Assignment: Report every line of the data where the string "placeholder" appears.
[Opening Exercise materials section]
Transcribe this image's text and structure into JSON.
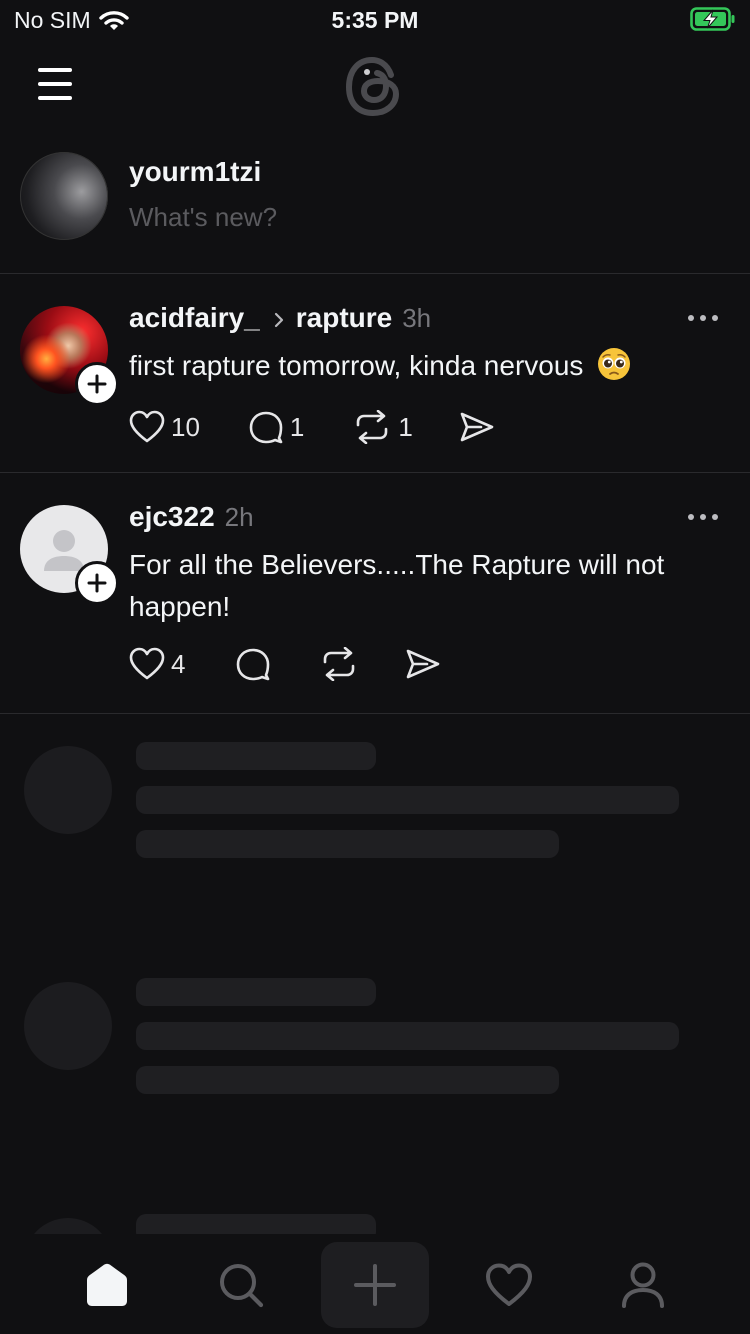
{
  "status_bar": {
    "carrier": "No SIM",
    "time": "5:35 PM"
  },
  "composer": {
    "username": "yourm1tzi",
    "placeholder": "What's new?"
  },
  "posts": [
    {
      "username": "acidfairy_",
      "community": "rapture",
      "time": "3h",
      "text": "first rapture tomorrow, kinda nervous",
      "emoji": "pleading-face",
      "likes": "10",
      "replies": "1",
      "reposts": "1"
    },
    {
      "username": "ejc322",
      "time": "2h",
      "text": "For all the Believers.....The Rapture will not happen!",
      "likes": "4"
    }
  ],
  "colors": {
    "background": "#101012",
    "text_primary": "#f3f5f7",
    "text_secondary": "#77777c",
    "placeholder": "#5b5b5f",
    "divider": "#2a2a2d",
    "battery_green": "#34c759"
  },
  "tab_bar": {
    "tabs": [
      "home-icon",
      "search-icon",
      "new-thread-icon",
      "activity-heart-icon",
      "profile-icon"
    ],
    "active": "home-icon"
  }
}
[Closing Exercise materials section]
Exercise solution:
    "placeholder": "What's new?"
    "placeholder": "#5b5b5f",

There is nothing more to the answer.